Zoltan Rona MD MSc

Gas attacks in an otherwise healthy individual most often occur because of:

  • food intolerances (e.g. coffee, tea, dairy, yeast, chocolate, wheat, carbonated beverages, cabbage, brans, psyllium, corn, soy products, etc.) - insufficient stomach acid production causing incompletely digested protein
  • low pancreatic and intestinal digestive enzymes leading to incompletely digested carbohydrates and fats 
  • an imbalance between friendly and potentially pathogenic bacteria, fungi or parasites 
  • a fermentation process carried out by yeast (candida) on sugar, yeast and simple carbohydrates

Proper food combining may be all that is needed to curtail intestinal gas in many people. The book, “The Complete Candida Yeast Guidebook” which I co-authored with Jeanne Marie Martin, discusses food combining errors as well as the other causes listed above.         Simple food combining rules like eating high protein foods (dairy, poultry, fish, other meats) separately from high carbohydrate foods like breads, pasta, cereals or potatoes can be quite effective. Also, eat raw fruit alone or about half an hour before a meal. Cooked fruit is okay to eat during or after a meal. If your gas problems are severe, cut out fruits entirely for a few weeks. When symptoms get better, reintroduce 1 or 2 servings of cooked fruits daily.

See what your body allows you to have. If eliminating fruit makes no difference, stop all grains (breads, pastas, cereals, brans, etc.) for about 2 weeks and note the changes.

Natural remedies that may be effective against gas include:

Most people arrive at a resolution of their symptoms by trial and error, but one can narrow down the problem more easily with lab tests like the CDSA (comprehensive stool and digestive analysis) and CP (comprehensive parasitology) tests. Your naturopath or medical doctor can order these tests for you. The CDSA is a battery of 24 screening tests of gastrointestinal status that can tell how well a person digests and assimilates his or her food, whether or not there is a bacterial bowel flora imbalance, hidden fungal or parasitic infections, possible food allergies and/or digestive enzyme insufficiencies.
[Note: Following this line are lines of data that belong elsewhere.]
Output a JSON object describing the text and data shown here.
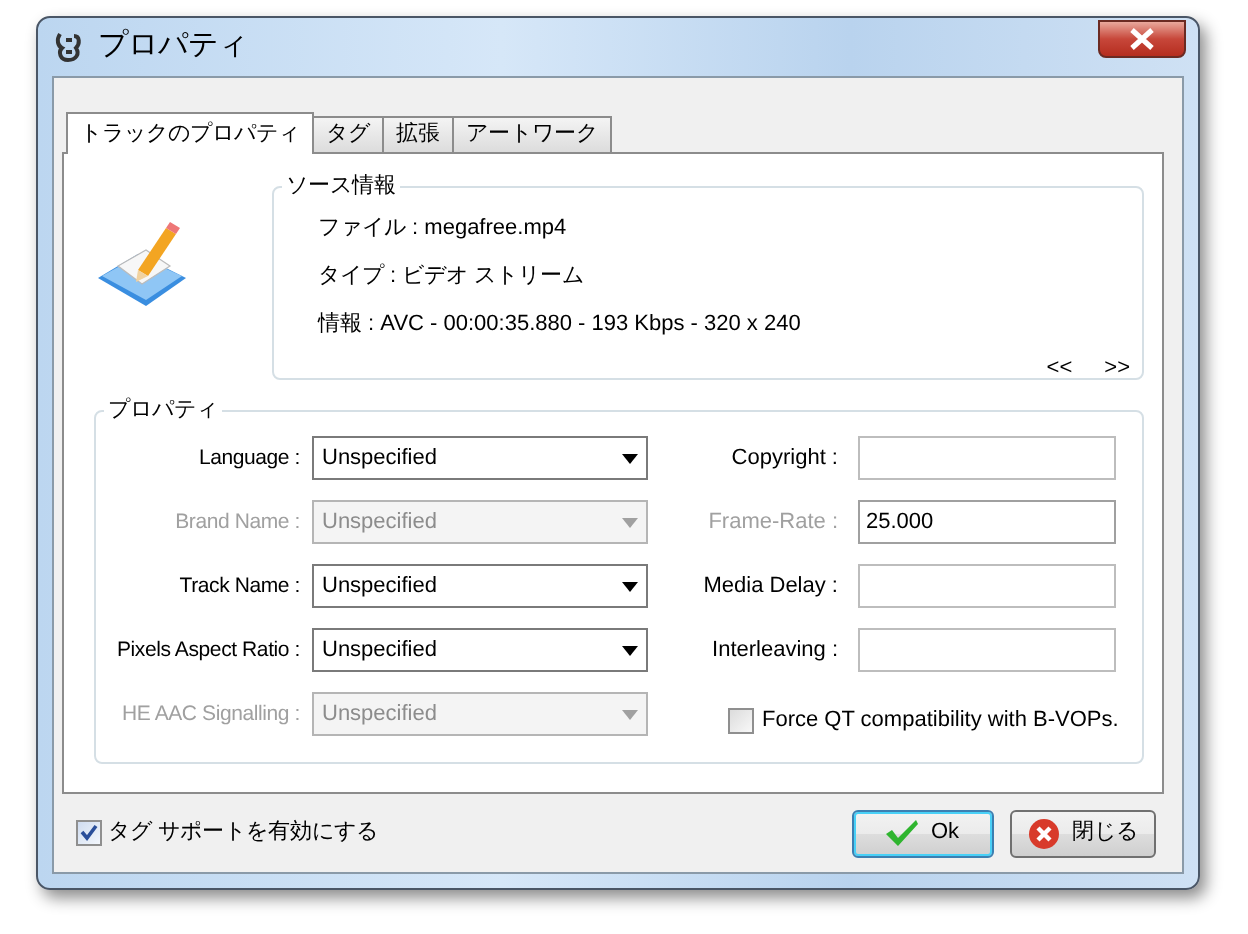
{
  "window": {
    "title": "プロパティ"
  },
  "tabs": [
    {
      "label": "トラックのプロパティ",
      "selected": true
    },
    {
      "label": "タグ",
      "selected": false
    },
    {
      "label": "拡張",
      "selected": false
    },
    {
      "label": "アートワーク",
      "selected": false
    }
  ],
  "source_info": {
    "title": "ソース情報",
    "lines": [
      "ファイル : megafree.mp4",
      "タイプ : ビデオ ストリーム",
      "情報 : AVC - 00:00:35.880 - 193 Kbps - 320 x 240"
    ],
    "prev": "<<",
    "next": ">>"
  },
  "properties": {
    "title": "プロパティ",
    "left_fields": [
      {
        "label": "Language :",
        "value": "Unspecified",
        "disabled": false
      },
      {
        "label": "Brand Name :",
        "value": "Unspecified",
        "disabled": true
      },
      {
        "label": "Track Name :",
        "value": "Unspecified",
        "disabled": false
      },
      {
        "label": "Pixels Aspect Ratio :",
        "value": "Unspecified",
        "disabled": false
      },
      {
        "label": "HE AAC Signalling :",
        "value": "Unspecified",
        "disabled": true
      }
    ],
    "right_fields": [
      {
        "label": "Copyright :",
        "disabled": false
      },
      {
        "label": "Frame-Rate :",
        "value": "25.000",
        "disabled": true
      },
      {
        "label": "Media Delay :",
        "disabled": false
      },
      {
        "label": "Interleaving :",
        "disabled": false
      }
    ],
    "option": {
      "label": "Force QT compatibility with B-VOPs.",
      "checked": false
    }
  },
  "tag_support": {
    "label": "タグ サポートを有効にする",
    "checked": true
  },
  "buttons": [
    {
      "label": "Ok",
      "kind": "ok",
      "default": true
    },
    {
      "label": "閉じる",
      "kind": "close",
      "default": false
    }
  ]
}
Specific treatment can then be recommended by your health care practitioner.

Zoltan Rona
Zoltan Rona